5th Annual Race for Fallen Linemen Saturday at Viking Speedway
Saturday is the fifth annual Race for Fallen Linemen at Viking Speedway. A big purse is set for the Wissota Modified with $2,500 going to the feature winner. The event helps raise money for the Fallen Lineman Organization, which assists families who have lost electrical line workers who have died or been severely injured in the line of duty.
For an owner of one of the track’s regular Wissota Modifieds, the event is personal.
Corey Svor of Alexandria owns the 6X car that Zach Johnson races at Viking and I-94 Speedways. In 2013, the Svor family was struck by tragedy: Ryan Svor, Corey’s brother died as a result of high voltage electrocution on Nov. 23, 2013 at the age of 30.
“It was a tough deal,” Corey Svor said.
The Fallen Linemen Organization contacted the Svor family to offer help after Ryan’s death. That organization, according to its website, says its “mission is to memorialize fallen electrical line workers, and care for the families who have lost or are impacted by a severe injury of a loved one in the line of duty. We strive to consolidate accident and injury information to share openly for a safer work environment.”
That was how Corey became familiar with Fallen Linemen. One night, Corey and DJ Kittelson — a friend and co-worker of Ryan Svor’s — sat down and decided to do something in his honor at Viking Speedway.
“My brother loved racing,” Corey said.

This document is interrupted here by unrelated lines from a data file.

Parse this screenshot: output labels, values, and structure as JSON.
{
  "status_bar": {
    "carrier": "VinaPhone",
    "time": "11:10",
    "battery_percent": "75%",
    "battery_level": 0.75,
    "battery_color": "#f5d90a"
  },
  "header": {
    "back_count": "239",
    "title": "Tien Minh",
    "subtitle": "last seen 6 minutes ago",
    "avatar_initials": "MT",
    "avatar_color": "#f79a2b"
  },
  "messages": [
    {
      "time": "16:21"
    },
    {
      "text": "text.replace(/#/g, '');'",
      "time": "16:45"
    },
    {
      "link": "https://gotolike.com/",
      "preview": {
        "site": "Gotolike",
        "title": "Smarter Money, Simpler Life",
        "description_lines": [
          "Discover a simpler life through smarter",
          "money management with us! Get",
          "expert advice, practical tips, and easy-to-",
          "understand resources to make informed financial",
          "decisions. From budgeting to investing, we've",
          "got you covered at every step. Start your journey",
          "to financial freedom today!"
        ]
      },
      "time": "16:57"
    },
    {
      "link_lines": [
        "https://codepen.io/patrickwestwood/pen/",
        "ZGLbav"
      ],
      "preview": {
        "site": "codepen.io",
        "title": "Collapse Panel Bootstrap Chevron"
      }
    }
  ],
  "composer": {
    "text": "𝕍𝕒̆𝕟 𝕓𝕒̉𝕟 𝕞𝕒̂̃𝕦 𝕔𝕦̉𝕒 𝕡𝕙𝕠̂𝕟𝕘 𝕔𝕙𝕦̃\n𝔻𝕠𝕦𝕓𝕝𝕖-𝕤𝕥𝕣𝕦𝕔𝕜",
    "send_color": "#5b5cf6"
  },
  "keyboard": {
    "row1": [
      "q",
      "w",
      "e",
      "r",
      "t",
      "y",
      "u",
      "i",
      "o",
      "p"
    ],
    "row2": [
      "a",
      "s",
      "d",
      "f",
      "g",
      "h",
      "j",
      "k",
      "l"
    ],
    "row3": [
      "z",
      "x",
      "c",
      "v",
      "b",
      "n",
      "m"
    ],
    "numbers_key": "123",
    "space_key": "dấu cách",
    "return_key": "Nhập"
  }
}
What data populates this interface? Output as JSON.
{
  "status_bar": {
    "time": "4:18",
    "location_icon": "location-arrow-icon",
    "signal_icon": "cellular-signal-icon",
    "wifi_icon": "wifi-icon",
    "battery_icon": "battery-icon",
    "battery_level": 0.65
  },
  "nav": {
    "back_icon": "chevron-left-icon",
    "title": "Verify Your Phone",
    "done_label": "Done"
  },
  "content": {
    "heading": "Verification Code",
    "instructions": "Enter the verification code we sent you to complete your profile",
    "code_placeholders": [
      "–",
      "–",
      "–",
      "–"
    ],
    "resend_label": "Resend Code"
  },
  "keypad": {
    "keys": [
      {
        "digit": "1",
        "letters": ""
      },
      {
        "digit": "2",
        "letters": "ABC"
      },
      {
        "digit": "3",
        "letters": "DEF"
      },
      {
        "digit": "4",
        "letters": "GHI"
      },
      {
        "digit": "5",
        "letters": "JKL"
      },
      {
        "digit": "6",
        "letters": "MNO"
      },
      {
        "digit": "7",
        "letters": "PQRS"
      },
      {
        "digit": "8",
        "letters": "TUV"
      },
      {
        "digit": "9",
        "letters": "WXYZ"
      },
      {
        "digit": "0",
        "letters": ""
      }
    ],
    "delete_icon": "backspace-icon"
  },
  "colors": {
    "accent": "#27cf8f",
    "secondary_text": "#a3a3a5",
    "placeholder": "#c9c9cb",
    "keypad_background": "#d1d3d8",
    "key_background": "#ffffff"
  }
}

Saturday’s Wissota Modified race is $2,500 to win and $300 to start. Tenth place receives $450. The expanded purse money was raised by Svor and Kittelson with the aid of sponsors.
Money is raised for Fallen Linemen through donations from fans and T-shirt sales — and $4 from each grandstand ticket sold for Saturday’s race. Over the past four years more than $10,000 has been raised for Fallen Lineman, including $4,400 in 2018.
There will also be a special wrap on the 6X modified, and the side of the car will be auctioned off afterwards.
“Each year, we try to come up with a different color scheme and just graphic scheme in general,” Svor said.
The Svor family saw the impact Fallen Linemen can have first hand. The organization called many area electric co-ops prior to Ryan’s funeral in 2013 and lined up bucket trucks that were parked along the procession.
“It had to have been 25 or 30 utility bucket trucks,” Corey Svor said. “That was pretty cool.”
Brady Gerdes of Villard is the defending race champion; Landon Atkinson of Little Falls won the race in 2017. Josh Thoennes won the event in 2016.
Svor appreciates the support that’s been shown for the race.
“It means a lot,” Corey Svor said. “It’s a very personal thing for both me and DJ, our families and the whole group of friends. My brother had a lot of friends; he was very lovable and always helping people. To have that come back in that way, just supporting the race, it makes a person feel good.”